Female race drivers…Hear their engines roar!
Much is being made these days about female race drivers. But they are not new to NASCAR racing. In 1949, the first season for the NASCAR Strictly Stock (now Sprint Cup) Division, there were no less than three female drivers pitting their talents against the best drivers of the day. Sara Christian, wife of car owner Frank Christian, competed in the series’ first race which was held at the ¾ mile dirt track in Charlotte, NC. She started 13th and finished 14th. Christian competed in six of the season’s eight races placing fifth at Heidelburg, Pa. on October 2, 1949 for the all-time highest finishing spot for female drivers in NASCAR’s premier series. It was a record that stood for over six decades until Danica Patrick’s fourth place finish at Las Vegas this past March. Christian made one more start in 1950 and decided to retire and raise her two small children.

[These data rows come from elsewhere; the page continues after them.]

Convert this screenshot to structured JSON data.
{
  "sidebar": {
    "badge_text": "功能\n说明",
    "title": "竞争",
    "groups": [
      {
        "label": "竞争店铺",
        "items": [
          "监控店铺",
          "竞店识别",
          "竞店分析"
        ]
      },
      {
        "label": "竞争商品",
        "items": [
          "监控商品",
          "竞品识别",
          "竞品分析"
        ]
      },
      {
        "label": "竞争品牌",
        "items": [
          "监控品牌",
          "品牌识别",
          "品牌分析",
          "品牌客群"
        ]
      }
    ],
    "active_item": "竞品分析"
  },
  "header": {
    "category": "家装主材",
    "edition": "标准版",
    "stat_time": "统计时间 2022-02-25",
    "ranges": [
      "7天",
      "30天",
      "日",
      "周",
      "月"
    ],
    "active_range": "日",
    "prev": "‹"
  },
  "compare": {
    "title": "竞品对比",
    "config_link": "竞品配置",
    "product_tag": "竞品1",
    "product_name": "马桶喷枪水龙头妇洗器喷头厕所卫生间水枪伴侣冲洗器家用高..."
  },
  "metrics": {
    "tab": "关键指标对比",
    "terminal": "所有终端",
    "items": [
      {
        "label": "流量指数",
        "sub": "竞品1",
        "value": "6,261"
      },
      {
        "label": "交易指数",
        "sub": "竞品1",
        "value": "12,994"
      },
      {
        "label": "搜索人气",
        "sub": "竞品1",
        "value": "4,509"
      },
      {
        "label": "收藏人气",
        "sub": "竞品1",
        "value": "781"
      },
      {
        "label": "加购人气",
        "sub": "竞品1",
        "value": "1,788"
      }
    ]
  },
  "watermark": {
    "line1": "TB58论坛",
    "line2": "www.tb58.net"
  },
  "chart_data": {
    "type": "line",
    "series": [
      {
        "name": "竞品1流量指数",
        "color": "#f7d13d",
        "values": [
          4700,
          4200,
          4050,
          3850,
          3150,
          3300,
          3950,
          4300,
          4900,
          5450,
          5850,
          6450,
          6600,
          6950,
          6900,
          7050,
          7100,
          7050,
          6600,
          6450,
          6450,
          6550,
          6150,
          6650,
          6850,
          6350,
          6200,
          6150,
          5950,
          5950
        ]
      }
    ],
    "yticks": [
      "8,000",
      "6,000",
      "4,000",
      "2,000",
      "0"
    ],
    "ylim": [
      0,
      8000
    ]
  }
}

Louise Smith, the wife of a Greenville, SC auto recycling dealer, made her debut at Daytona Beach in July 1949 and made 11 starts through 1952. One of Smith’s Ford modifieds is on display in the NASCAR Hall of Fame. Ethel Flock Mobley was a sister of the famed Flock brothers and wife of her car owner and sometime Atlanta bootlegger Charlie Mobley. Like Smith, Ethel debuted at Daytona in 1949 and not only was she the highest placing of the event’s three female drivers, she beat two of her three brothers in the race. Mobley made one more start in the top series, but continued to enter modified events for a few more years.